An unassuming-looking old car powered not by gas, but by coffee, recently broke the land speed record for a vehicle powered by gasification, clocking in at a cool 66.5 miles per hour on average. Gasification works by introducing oxygen or steam to an organic, carbon-based material (such as coffee beans, in this case) and increasing the temperature until a synthetic gas made of carbon monoxide, carbon dioxide, hydrogen and methane is created and burned up by a regular internal combustion engine.
The Coffee Car, originally built by British engineers for the BBC show Bang Goes the Theory, already holds a world record, for longest journey by a coffee-powered car (over 200 miles), and now the second generation has proven itself on the speed front as well. The previous record, held by Americans, was just 47 mph, and the car was fueled by wood chips. In this case, it looks like coffee, the same sweet nectar that gives so many working men and women around the world the energy to go the distance, has proven superior once again.
Get acquainted with the Coffee Car in the video below, or check out the record-breaking drive over at the BBC.
Five amazing, clean technologies that will set us free, in this month's energy-focused issue.

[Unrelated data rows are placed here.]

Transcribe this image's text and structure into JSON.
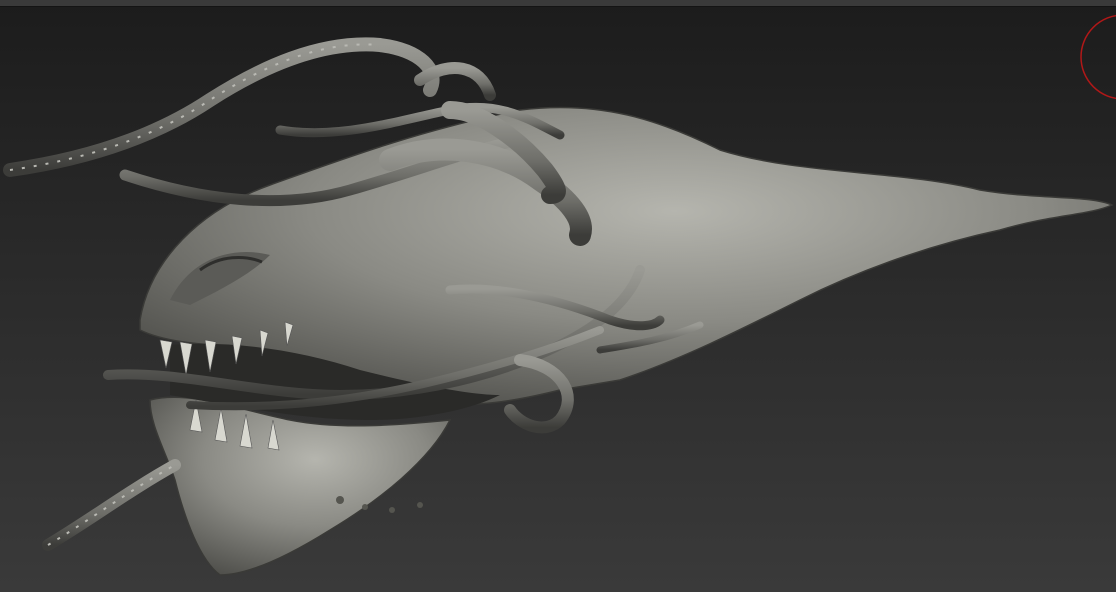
{
  "viewport": {
    "background_top": "#1c1c1c",
    "background_bottom": "#3a3a3a"
  },
  "model": {
    "material_color": "#8a8a85",
    "shadow_color": "#3e3e3b",
    "highlight_color": "#b9b9b3"
  },
  "gizmo": {
    "ring_color": "#b01818"
  }
}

Also: how to build a better bomb detector, the robotic toys that are raising your children, a human catapult, the world's smallest arcade, and much more.